November 15th, 2011

My First Oral Presentation: Life on the Other Side of the Podium

Several Cardiology Fellows who are attending AHA.11 this week are blogging together on CardioExchange.  The Fellows include Revathi Balakrishnan, Eiman Jahangir, John Ryan (moderator), and Amit Shah. Read the previous post here. Check back often to learn about the biggest buzz in Orlando.

My experiences of AHA conferences have been a progression, as they probably have been for others as well. It started with coming just for the experience; no presentations, just pure learning with my eyes wide open. What fun! The next AHA, I had the privilege of presenting a poster. While it was an honor to be selected for it, I felt some frustration because of the limited attendance and vast competition from other sessions and exhibits. At times I felt as if I was standing alone, handcuffed to my poster! This time, I timidly came to AHA with the opportunity to present my abstract in an oral session.  It was a refreshing change from a poster and an honor, but definitely a challenge as well.

It was a blessing and a curse. I loved not having to drag around a huge poster container, but I felt that I was dragging around my dread instead. What if I mess up my slides? I found myself tweaking them at the last minute, and missing sessions just to practice. Why did I sign up for this? Thoughts were racing as I became tachycardic in anticipation. Deep breaths…

The talk went…well, it just went. I never became completely comfortable, and found myself talking too fast several times. I felt like a mechanical speaking robot, reading off my slides at the speed of sound with little inflection or emotion.

Before I knew it, the talk ended. On to questions! Two were asked. They were really insightful, actually, but my brain was still not working. Although I did my best to answer the questions, I felt like a politician; it sounded like I was answering, but I didn’t really answer the question completely to the satisfaction of the audience.

Afterwards, I ran into some friends, which was a breath of fresh air; they were all very encouraging. Overall, I valued the experienced, learned a lot, and would do it again in a heartbeat, even though I know I’ll be nervous again.  Hopefully I will be a little bit less tachycardic at least.

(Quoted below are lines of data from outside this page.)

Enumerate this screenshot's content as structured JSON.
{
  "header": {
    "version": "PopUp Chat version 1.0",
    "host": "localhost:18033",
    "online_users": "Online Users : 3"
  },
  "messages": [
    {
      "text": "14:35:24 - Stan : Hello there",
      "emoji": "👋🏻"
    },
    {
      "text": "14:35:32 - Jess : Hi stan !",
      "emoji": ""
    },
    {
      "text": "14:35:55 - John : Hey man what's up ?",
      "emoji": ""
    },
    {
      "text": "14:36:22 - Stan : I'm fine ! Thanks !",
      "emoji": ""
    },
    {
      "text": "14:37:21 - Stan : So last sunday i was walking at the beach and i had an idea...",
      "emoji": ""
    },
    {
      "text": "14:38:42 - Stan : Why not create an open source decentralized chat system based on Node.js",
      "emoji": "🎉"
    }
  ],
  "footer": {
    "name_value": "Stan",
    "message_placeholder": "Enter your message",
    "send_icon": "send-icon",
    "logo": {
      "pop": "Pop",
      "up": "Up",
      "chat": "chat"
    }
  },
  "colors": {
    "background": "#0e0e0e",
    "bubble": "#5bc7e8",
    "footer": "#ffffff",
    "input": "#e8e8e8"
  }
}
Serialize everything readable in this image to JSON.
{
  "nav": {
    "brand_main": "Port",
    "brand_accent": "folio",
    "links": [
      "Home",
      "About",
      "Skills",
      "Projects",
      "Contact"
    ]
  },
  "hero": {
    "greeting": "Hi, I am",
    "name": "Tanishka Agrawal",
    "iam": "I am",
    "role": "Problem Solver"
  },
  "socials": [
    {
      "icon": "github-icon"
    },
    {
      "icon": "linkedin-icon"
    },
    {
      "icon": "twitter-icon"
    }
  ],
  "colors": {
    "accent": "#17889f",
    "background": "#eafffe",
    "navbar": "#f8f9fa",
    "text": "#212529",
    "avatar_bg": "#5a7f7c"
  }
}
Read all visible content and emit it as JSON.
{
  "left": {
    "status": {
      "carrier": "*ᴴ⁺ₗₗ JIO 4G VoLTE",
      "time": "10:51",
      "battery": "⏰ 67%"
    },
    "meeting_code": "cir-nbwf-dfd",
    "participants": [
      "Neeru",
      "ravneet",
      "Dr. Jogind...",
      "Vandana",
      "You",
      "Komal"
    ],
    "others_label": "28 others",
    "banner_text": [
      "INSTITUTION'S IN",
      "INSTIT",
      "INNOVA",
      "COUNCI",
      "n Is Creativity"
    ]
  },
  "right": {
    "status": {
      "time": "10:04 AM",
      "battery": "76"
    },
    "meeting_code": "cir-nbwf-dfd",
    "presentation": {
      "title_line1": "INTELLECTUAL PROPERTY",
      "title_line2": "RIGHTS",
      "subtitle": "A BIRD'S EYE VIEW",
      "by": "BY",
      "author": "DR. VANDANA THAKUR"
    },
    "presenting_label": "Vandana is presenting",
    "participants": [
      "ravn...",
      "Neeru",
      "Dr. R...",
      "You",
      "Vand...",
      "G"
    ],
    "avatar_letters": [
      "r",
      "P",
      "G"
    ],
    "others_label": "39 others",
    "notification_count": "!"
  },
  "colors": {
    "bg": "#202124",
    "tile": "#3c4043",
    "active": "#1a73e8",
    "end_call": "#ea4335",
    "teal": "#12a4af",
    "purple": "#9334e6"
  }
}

Does anyone else have stories to share about their first experience given an oral presentation? Perhaps any tips?

[EDITOR’S NOTE: for more on the experience of presenting at for the first time see John Ryan’s post from last year’s AHA and his interview earlier this month with Thomas Ryan].

3 Responses to “My First Oral Presentation: Life on the Other Side of the Podium”

  1. After my experience, I think that last minute changes to slides is not recommended. I find it unhelpful- no one else is going to notice except you and I think it distracts you from giving the talk- the last hours should be spent rehearsing the talk, not updating the slides.

  2. Agreed. Looking back, I would definitely have focused more on earlier preparation and better sleep. I was admittedly fatigued, being on a busy clinical rotation. Perhaps one night of sleep deprivation can be compensated with a caffeine bolus and adrenaline, but after that, the fatigue and inability to concentrate becomes quite difficult to overcome no matter what.

  3. Karen Politis, MD says:

    You have something important to say!! Otherwise your work would not have been accepted. Say it with precision, confidence and trusting your audience – they are all interested in treating their patients better, and maybe you can offer some insight, no matter how inexperienced you think you are. Know your lines by heart – so even it the slides go off, you are still in control. GET IT DONE IN LESS TIME THAN PROVIDED. They will love you.